Williams stopped drinking and survived, but the marriage did not. “The rest of his life was as bad as his Senate work was good,” says Nancy, who was divorced from the Senator in 1972 after 24 years of marriage. “I’d say nobody knows Pete too well—except me. And he knows himself least of all.” Two years after the divorce Williams married his present wife, Jeanette, once a top aide on the Senate Labor Committee—and an extraverted contrast to the retiring Nancy. The new Mrs. Williams’ devotion to the Senator—and his to her—is unquestioned. But those who remember the old Pete Williams are surprised by the way his life has changed since their marriage. Says longtime friend Calvin Schwartz: “Jeanette is really pretty aggressive for Pete. She had this idea Pete would be either Vice-President or even President, and nothing would stop her from doing everything possible to promote it.”

As a friend puts it, Pete Williams once “wore Brooks Brothers clothes 15 years old and lived unpretentiously in a modest section of Westfield.” After his remarriage Williams bought a house in Washington’s showy Georgetown section. Recalls a former aide: “They had to scrape to pull the deal together.” An old New Jersey friend observes: “Pete never used to go to big cocktail parties, but she made him fancy. It was Jeanette who wanted Pete to run for Governor last year, so she could be First Lady. She never used to talk to us, you know. But now, ever since Pete got into trouble she talks to us.”

After Abscam broke, Jeanette Williams won some public attention in her own right—for having received more than $50,000 in fees from a company seeking a state casino license in New Jersey. According to one former aide, she complained when her husband was convicted that the trial judge was biased and that New Jersey’s then Governor, Brendan Byrne, was after her husband’s job. Staff members wince at Jeanette’s strident remarks, even if they are motivated by loyalty. Williams’ former wife says bluntly: “Now he’s under somebody’s thumb. If he were alone it would be a lot better.” Whatever happens in the Senate, the case against Williams remains controversial. He has called Abscam “a railroad job,” and any number of Senators share his disgust with FBI tactics, especially with the bureau’s decision to use Mel Weinberg, a convicted swindler, to coach Williams in his dealings with the “sheik.” Still, says South Dakota Sen. Larry Pressler, who managed to resist Abscam’s bait: “I’m afraid I’ll have to vote for the expulsion of Pete Williams because the stuff on the tapes is pretty bad. It’s very painful.”
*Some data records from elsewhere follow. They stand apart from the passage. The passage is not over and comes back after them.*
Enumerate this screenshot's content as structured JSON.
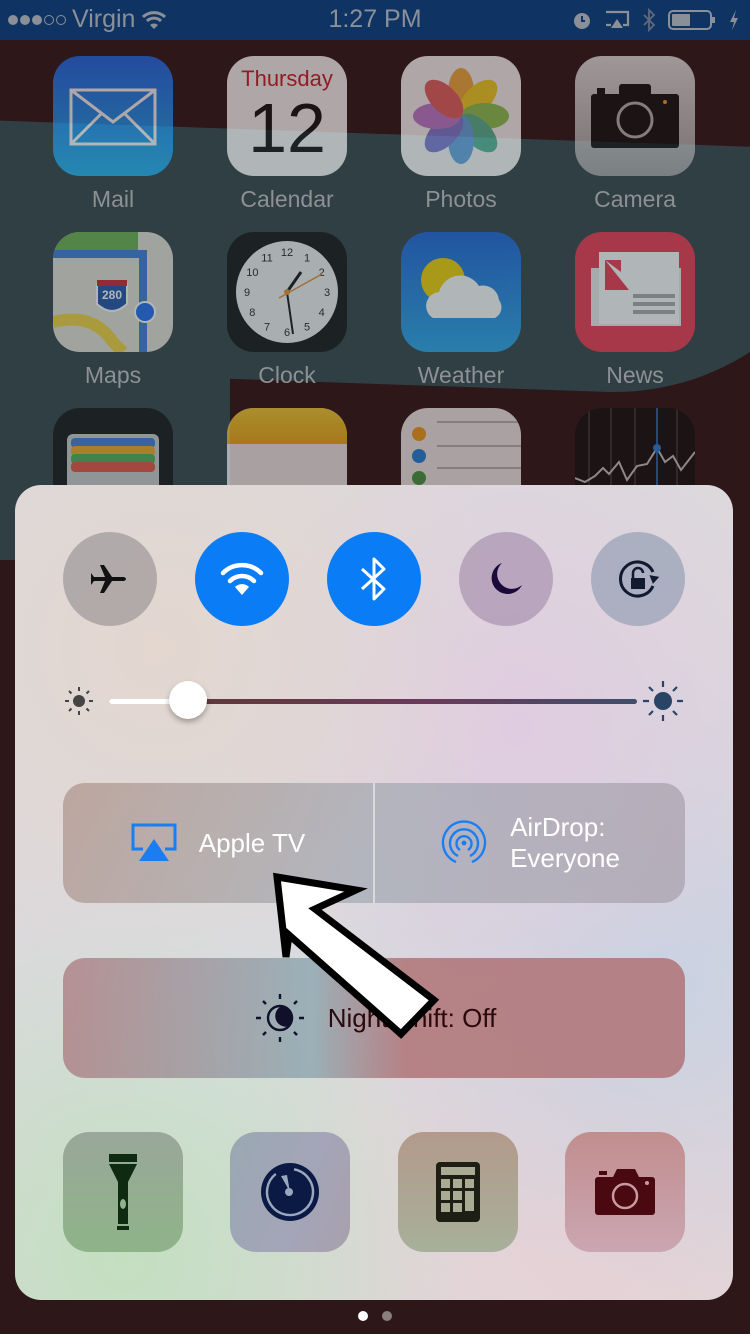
{
  "status_bar": {
    "signal_filled": 3,
    "signal_total": 5,
    "carrier": "Virgin",
    "time": "1:27 PM",
    "battery_level": 0.45,
    "icons": [
      "wifi-icon",
      "alarm-icon",
      "airplay-icon",
      "bluetooth-icon",
      "battery-icon",
      "charging-icon"
    ]
  },
  "home_screen": {
    "apps": [
      {
        "label": "Mail",
        "icon": "mail-icon"
      },
      {
        "label": "Calendar",
        "icon": "calendar-icon",
        "weekday": "Thursday",
        "day": "12"
      },
      {
        "label": "Photos",
        "icon": "photos-icon"
      },
      {
        "label": "Camera",
        "icon": "camera-icon"
      },
      {
        "label": "Maps",
        "icon": "maps-icon",
        "route": "280"
      },
      {
        "label": "Clock",
        "icon": "clock-icon"
      },
      {
        "label": "Weather",
        "icon": "weather-icon"
      },
      {
        "label": "News",
        "icon": "news-icon"
      },
      {
        "label": "",
        "icon": "wallet-icon"
      },
      {
        "label": "",
        "icon": "notes-icon"
      },
      {
        "label": "",
        "icon": "reminders-icon"
      },
      {
        "label": "",
        "icon": "stocks-icon"
      }
    ],
    "clock_numbers": [
      "12",
      "1",
      "2",
      "3",
      "4",
      "5",
      "6",
      "7",
      "8",
      "9",
      "10",
      "11"
    ]
  },
  "control_center": {
    "toggles": [
      {
        "name": "airplane-mode",
        "icon": "airplane-icon",
        "state": "off"
      },
      {
        "name": "wifi",
        "icon": "wifi-icon",
        "state": "on"
      },
      {
        "name": "bluetooth",
        "icon": "bluetooth-icon",
        "state": "on"
      },
      {
        "name": "do-not-disturb",
        "icon": "moon-icon",
        "state": "off"
      },
      {
        "name": "rotation-lock",
        "icon": "rotation-lock-icon",
        "state": "off"
      }
    ],
    "brightness": 0.12,
    "airplay": {
      "label": "Apple TV",
      "icon": "airplay-icon"
    },
    "airdrop": {
      "label_line1": "AirDrop:",
      "label_line2": "Everyone",
      "icon": "airdrop-icon"
    },
    "night_shift": {
      "label": "Night Shift: Off",
      "icon": "night-shift-icon"
    },
    "shortcuts": [
      {
        "name": "flashlight",
        "icon": "flashlight-icon"
      },
      {
        "name": "timer",
        "icon": "timer-icon"
      },
      {
        "name": "calculator",
        "icon": "calculator-icon"
      },
      {
        "name": "camera",
        "icon": "camera-icon"
      }
    ],
    "accent_color": "#0a7cf6"
  },
  "page_indicator": {
    "current": 1,
    "total": 2
  },
  "annotation": {
    "type": "arrow",
    "points_to": "Apple TV"
  }
}
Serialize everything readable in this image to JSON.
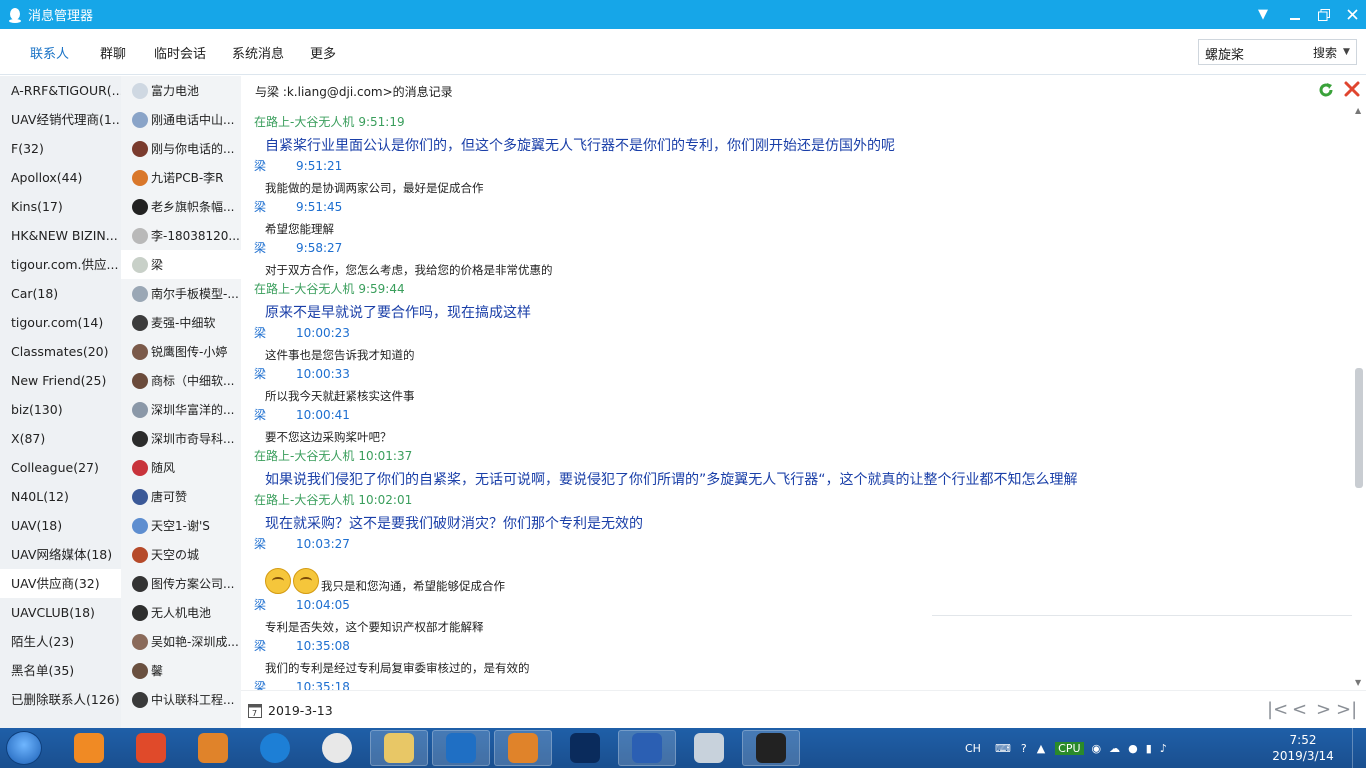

It is possible the Senators will choose simply to censure Williams, but he has dangerously antagonized his own party by not resigning. Thomas Kean, the Republican Governor of New Jersey who succeeded Democrat Brendan Byrne last week, will certainly appoint a fellow Republican to fill Williams’ seat if he leaves. The Democrats do not welcome the prospect of their Senate minority dwindling. Moreover, as one Democratic aide puts it, “It would be political suicide to vote in favor of Williams at this point.”

“The members of the Senate are not famous for their backbone,” says Candy Campbell, “and I don’t know how many good friends there are among the Senators. It will be really interesting to see who’s on Williams’ side. But for him now it’s the party be damned. He’s fighting for his life.”